- Engagement and CTR are important metrics, but look at other, more important ones too. E.g. check the growth in the followers' rates and direct messages to the person whose posts you use. This is where the real impact of this campaign will be most visible.
Bonus tip: use Sales Navigator to track your paid ads performance
Oh boy…if you haven’t heard of this one already, you’re in for a treat!
Buyer intent reporting within LinkedIn's Sales Navigator tool is a game-changer for further assessment of the impact of your paid social campaigns. It allows you to track how intent changed during the time campaign’s run.
To generate this report, we grabbed all 33 companies that we were targeting via Campaign Manager and uploaded them as an account list directly to Sales Navigator.
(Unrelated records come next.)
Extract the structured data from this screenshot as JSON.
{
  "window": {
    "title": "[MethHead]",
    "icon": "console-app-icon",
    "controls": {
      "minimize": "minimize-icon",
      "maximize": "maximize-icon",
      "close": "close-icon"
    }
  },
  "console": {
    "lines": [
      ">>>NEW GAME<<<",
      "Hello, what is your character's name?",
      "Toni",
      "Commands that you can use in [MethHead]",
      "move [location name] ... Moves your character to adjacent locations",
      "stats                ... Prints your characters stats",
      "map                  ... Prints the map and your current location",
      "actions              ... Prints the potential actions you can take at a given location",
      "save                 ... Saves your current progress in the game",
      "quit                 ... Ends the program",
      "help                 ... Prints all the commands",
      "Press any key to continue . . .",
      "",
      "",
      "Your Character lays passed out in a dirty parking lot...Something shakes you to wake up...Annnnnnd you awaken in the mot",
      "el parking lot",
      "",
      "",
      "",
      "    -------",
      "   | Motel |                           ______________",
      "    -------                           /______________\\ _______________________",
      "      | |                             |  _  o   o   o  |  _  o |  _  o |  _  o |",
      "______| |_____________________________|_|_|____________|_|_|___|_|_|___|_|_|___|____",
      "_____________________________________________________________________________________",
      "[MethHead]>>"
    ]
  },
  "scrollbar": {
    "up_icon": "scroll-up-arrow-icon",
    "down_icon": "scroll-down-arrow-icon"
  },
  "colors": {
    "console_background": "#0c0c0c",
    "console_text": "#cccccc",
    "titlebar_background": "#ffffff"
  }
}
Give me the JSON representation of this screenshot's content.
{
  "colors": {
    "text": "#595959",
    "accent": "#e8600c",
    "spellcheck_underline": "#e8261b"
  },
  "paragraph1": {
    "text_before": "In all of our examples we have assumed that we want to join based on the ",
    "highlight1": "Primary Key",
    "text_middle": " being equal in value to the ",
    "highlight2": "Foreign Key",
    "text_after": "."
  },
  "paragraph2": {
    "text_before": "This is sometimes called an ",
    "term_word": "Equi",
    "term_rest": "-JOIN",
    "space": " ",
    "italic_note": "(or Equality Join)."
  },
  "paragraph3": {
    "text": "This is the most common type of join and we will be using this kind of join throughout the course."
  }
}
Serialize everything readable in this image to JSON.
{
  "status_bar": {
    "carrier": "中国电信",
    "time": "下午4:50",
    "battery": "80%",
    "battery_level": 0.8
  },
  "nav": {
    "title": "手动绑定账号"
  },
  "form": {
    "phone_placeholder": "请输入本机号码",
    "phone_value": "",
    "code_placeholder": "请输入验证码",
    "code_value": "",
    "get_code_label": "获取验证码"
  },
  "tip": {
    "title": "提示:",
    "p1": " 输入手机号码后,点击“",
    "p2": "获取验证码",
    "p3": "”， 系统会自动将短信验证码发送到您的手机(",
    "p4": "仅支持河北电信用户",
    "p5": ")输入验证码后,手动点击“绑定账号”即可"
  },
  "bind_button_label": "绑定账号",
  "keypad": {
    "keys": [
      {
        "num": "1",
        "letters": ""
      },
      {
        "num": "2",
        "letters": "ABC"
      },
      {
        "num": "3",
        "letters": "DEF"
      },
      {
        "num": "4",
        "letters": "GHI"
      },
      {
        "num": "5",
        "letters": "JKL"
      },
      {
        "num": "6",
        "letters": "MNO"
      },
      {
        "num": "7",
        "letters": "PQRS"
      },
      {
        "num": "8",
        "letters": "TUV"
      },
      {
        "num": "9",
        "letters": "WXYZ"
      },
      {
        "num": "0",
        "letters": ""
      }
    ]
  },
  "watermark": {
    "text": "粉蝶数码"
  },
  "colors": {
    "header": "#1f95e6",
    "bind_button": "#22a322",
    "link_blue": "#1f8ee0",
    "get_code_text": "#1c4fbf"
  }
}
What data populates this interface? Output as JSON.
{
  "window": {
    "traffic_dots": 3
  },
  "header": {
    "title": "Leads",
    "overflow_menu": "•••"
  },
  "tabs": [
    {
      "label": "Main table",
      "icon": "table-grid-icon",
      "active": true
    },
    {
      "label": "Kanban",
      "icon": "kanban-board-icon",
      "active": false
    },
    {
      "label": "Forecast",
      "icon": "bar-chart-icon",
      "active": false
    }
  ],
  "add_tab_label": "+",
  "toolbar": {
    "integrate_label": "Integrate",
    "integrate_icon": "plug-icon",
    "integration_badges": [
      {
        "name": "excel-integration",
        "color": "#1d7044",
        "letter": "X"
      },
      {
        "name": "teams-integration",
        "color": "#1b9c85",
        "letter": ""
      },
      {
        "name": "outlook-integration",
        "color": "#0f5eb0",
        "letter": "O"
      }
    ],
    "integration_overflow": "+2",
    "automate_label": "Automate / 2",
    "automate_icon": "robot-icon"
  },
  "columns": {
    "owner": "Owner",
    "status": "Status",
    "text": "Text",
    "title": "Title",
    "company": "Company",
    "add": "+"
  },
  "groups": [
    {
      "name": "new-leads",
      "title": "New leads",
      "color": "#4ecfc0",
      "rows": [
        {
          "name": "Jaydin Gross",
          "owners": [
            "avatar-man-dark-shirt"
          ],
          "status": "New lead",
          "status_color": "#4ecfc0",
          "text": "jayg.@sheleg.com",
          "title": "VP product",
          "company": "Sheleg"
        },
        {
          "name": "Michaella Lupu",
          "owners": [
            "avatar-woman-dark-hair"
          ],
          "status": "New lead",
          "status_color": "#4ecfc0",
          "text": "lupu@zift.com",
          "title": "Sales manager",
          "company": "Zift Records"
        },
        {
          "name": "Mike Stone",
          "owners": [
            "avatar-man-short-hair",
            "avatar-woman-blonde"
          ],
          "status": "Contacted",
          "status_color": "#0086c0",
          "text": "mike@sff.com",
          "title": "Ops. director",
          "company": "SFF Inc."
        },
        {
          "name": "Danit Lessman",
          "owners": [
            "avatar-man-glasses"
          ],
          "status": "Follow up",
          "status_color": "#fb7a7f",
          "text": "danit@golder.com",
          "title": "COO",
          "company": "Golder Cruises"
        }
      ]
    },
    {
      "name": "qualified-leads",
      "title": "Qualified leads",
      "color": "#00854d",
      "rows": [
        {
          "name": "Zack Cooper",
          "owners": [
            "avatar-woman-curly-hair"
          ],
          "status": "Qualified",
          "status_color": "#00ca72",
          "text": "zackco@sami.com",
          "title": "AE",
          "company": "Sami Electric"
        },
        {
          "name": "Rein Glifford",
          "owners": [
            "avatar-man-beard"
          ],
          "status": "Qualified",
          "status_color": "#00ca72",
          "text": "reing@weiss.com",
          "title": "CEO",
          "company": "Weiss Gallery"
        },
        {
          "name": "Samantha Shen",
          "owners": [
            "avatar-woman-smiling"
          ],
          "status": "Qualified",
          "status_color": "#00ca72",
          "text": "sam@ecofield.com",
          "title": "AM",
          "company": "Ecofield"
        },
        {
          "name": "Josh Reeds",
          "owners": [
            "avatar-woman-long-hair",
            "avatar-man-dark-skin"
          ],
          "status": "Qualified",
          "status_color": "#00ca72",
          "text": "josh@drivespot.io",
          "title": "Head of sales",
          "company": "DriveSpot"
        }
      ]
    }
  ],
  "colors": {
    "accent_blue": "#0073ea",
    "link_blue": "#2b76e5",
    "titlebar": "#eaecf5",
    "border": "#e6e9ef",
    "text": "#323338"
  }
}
We did that just before starting the campaign, then monitored the buyer intent changes throughout the time the campaign ran.
Our result? The buyer intent of 30% of the targeted companies increased during this period, providing our sales team with crucial information on which companies might be closer to having a conversation with us.
Since this was the first time we’d done this kind of tracking, this number will now become a benchmark metric for us to improve on moving forward.
Finally, one of the greatest discoveries during this process was that Sales Navigator’s buyer intent report gave us more information regarding specific engagement with your ads than the Campaign Manager.
Just take a look at this.
This dashboard allows us to see current buyer intent per company. If you take note of this at the beginning of running the campaign, you can track the changes in intent giving valuable information to your sales team to understand when would be a good time for them to engage with a specific company.
But there is more that this tool can do. Campaign Manager tells us how many clicks we get from a specific campaign that’s running, but we can’t see a breakdown of this per job function from a specific company.
Not a problem for Sales Navigator. We get all that info even with small audiences! Analysis of this kind of data helped us understand specific job functions from specific companies that were interacting with our ads. You don’t see the actual name, but a simple LinkedIn search could help you narrow this list significantly.
SummaryLinkedIn’s new thought leader ads offer an unprecedented opportunity to promote content from your most trusted and knowledgeable subject matter experts – your employees.
To get the most out of this option, keep it casual. A formal, overly polished corporate style won’t resonate with your audience as highly.
Using the ads to boost employees’ posts that performed well gives you social proof that makes people more likely to want to engage with that content, too.
Engagement isn’t the only metric to look at, though. Consider if the post has resulted in an increase in followers or DMs for that thought leader. These will help you determine how well the content resonates with your audience.
And don’t forget to check Sales Navigator for more in-depth information on how your campaign impacted the buyer intent from specific companies and the types of people who engaged with your ad.
If you’d like help developing your thought leadership program, get in touch today to find out how we can help.